◆ **Exercise requirements**: Print the records exactly as written, and let no picture into the answer.

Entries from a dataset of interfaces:
• • • • •

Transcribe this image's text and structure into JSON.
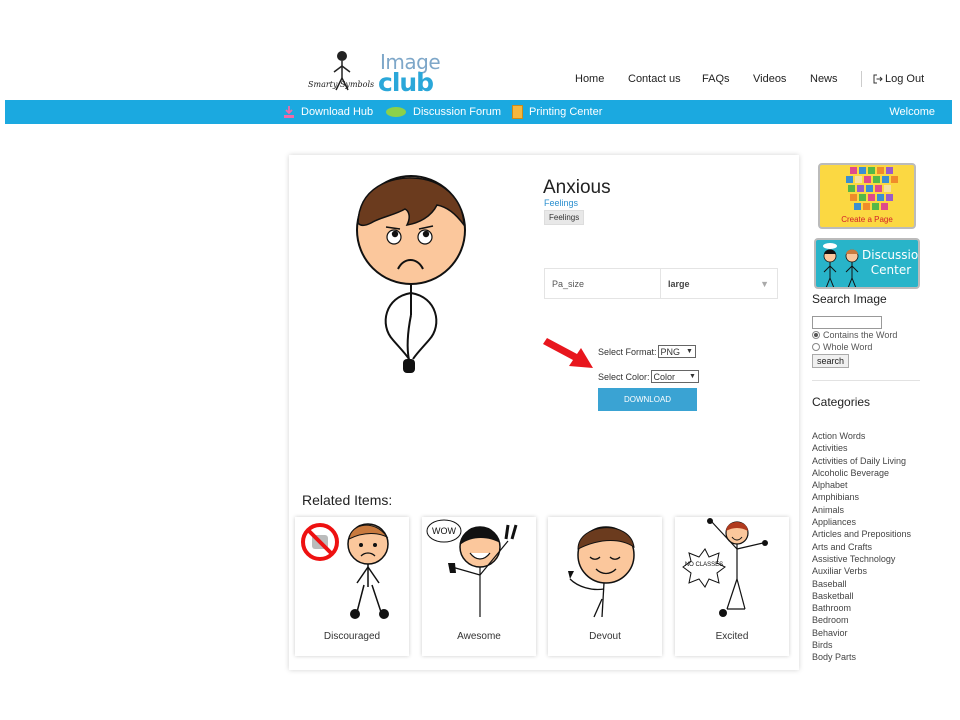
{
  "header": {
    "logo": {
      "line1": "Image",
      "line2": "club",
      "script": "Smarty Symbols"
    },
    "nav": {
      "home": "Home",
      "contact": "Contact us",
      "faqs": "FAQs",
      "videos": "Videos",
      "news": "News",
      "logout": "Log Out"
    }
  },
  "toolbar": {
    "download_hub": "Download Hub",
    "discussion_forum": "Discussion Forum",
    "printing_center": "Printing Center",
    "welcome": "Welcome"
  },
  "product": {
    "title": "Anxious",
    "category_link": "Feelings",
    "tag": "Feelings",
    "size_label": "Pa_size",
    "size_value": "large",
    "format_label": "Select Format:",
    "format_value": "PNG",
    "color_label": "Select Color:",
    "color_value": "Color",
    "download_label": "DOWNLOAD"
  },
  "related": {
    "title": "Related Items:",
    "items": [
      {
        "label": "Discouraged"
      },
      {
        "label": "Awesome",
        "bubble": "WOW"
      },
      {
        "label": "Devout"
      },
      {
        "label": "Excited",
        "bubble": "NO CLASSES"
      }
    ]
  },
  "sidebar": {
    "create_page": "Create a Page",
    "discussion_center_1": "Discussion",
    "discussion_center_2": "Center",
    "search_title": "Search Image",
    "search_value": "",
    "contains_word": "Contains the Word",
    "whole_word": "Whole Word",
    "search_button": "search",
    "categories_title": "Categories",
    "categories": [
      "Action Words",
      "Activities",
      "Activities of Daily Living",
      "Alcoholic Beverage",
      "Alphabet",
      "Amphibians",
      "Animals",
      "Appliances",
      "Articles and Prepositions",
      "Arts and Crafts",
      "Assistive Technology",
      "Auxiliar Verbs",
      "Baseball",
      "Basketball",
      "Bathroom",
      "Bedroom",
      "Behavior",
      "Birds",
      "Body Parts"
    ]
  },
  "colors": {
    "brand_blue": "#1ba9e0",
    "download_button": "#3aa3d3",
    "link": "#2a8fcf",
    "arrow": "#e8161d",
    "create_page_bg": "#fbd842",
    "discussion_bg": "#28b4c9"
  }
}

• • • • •

◆ **Answer section**:
Transcribe this image's text and structure into JSON.
{
  "header": {
    "logo": {
      "line1": "Image",
      "line2": "club",
      "script": "Smarty Symbols"
    },
    "nav": {
      "home": "Home",
      "contact": "Contact us",
      "faqs": "FAQs",
      "videos": "Videos",
      "news": "News",
      "logout": "Log Out"
    }
  },
  "toolbar": {
    "download_hub": "Download Hub",
    "discussion_forum": "Discussion Forum",
    "printing_center": "Printing Center",
    "welcome": "Welcome"
  },
  "product": {
    "title": "Anxious",
    "category_link": "Feelings",
    "tag": "Feelings",
    "size_label": "Pa_size",
    "size_value": "large",
    "format_label": "Select Format:",
    "format_value": "PNG",
    "color_label": "Select Color:",
    "color_value": "Color",
    "download_label": "DOWNLOAD"
  },
  "related": {
    "title": "Related Items:",
    "items": [
      {
        "label": "Discouraged"
      },
      {
        "label": "Awesome",
        "bubble": "WOW"
      },
      {
        "label": "Devout"
      },
      {
        "label": "Excited",
        "bubble": "NO CLASSES"
      }
    ]
  },
  "sidebar": {
    "create_page": "Create a Page",
    "discussion_center_1": "Discussion",
    "discussion_center_2": "Center",
    "search_title": "Search Image",
    "search_value": "",
    "contains_word": "Contains the Word",
    "whole_word": "Whole Word",
    "search_button": "search",
    "categories_title": "Categories",
    "categories": [
      "Action Words",
      "Activities",
      "Activities of Daily Living",
      "Alcoholic Beverage",
      "Alphabet",
      "Amphibians",
      "Animals",
      "Appliances",
      "Articles and Prepositions",
      "Arts and Crafts",
      "Assistive Technology",
      "Auxiliar Verbs",
      "Baseball",
      "Basketball",
      "Bathroom",
      "Bedroom",
      "Behavior",
      "Birds",
      "Body Parts"
    ]
  },
  "colors": {
    "brand_blue": "#1ba9e0",
    "download_button": "#3aa3d3",
    "link": "#2a8fcf",
    "arrow": "#e8161d",
    "create_page_bg": "#fbd842",
    "discussion_bg": "#28b4c9"
  }
}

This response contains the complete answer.